Sonoma County officials haven’t received any reports of racism against the community that makes up about 4.6% of the region’s population, according to 2019 census data. But stories of Asian Americans being harassed, attacked or spit on elsewhere in the U.S. concerned local officials enough to create a reporting website. The website, set to launch later this month, allows county residents to report any human rights violation.
The community has also banded together to support Asian American businesses during the slowdown. Nancy Wang is the president of the Redwood Empire Chinese Association, a Sonoma County nonprofit that provides educational and charitable services related to the preservation and sharing of Chinese culture. Before the countywide isolation order, she visited several local Asian restaurants.
“I noticed that business is so slow, especially (at) Chinese restaurants,” she said. “I want to support them.”
‘Not the only one’
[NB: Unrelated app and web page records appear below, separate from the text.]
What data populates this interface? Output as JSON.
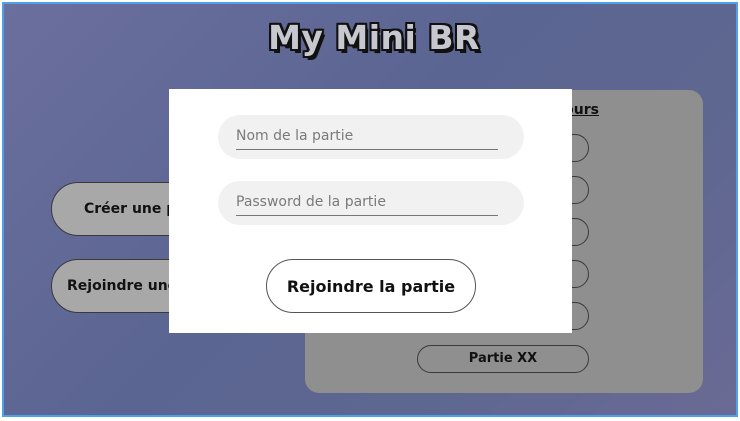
{
  "app": {
    "title": "My Mini BR"
  },
  "menu": {
    "create_label": "Créer une partie",
    "join_label": "Rejoindre une partie"
  },
  "games_panel": {
    "heading": "Parties en cours",
    "slots": [
      {
        "label": ""
      },
      {
        "label": ""
      },
      {
        "label": ""
      },
      {
        "label": ""
      },
      {
        "label": ""
      },
      {
        "label": "Partie XX"
      }
    ]
  },
  "join_dialog": {
    "name_placeholder": "Nom de la partie",
    "password_placeholder": "Password de la partie",
    "submit_label": "Rejoindre la partie"
  },
  "colors": {
    "frame_border": "#4ea1e6",
    "background": "#5d6790",
    "panel": "#8f8f8f",
    "modal": "#ffffff"
  }
}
Goji Kitchen on Mendocino Avenue is currently only doing takeout, since Sonoma County’s stay-at-home order doesn’t allow restaurants to offer dine-in service. But still, business has been much slower than usual, said Jennifer Chang, one of the restaurant’s owners.
“We worry, but there’s nothing we can do now,” Chang said. “We’re just trying to hang in there, go one day at a time.”
Chang said she believes the decline in business is because of the stay-at-home order, rather than an example of anti-Asian discrimination. She said the order “affects everybody,” so her business is “not the only one” suffering right now.
Toyo Japanese Bistro also offers takeout but hasn’t had many customers since the countywide order.
“I’ve been in the restaurant business (for) many years, (but it’s) never been like this before,” said David Toyo, who owns the restaurant. “I worry about it getting worse, but I have confidence everything will get better.”
Despite the slow business, market and restaurant owners said that the few customers they do see frequently thank them for remaining open.
“We’ve had some customers come in saying, ‘Oh, we appreciate you being open,’ ” said Philip Ma, whose family owns Asia Mart on Guerneville Road. “There’s support.”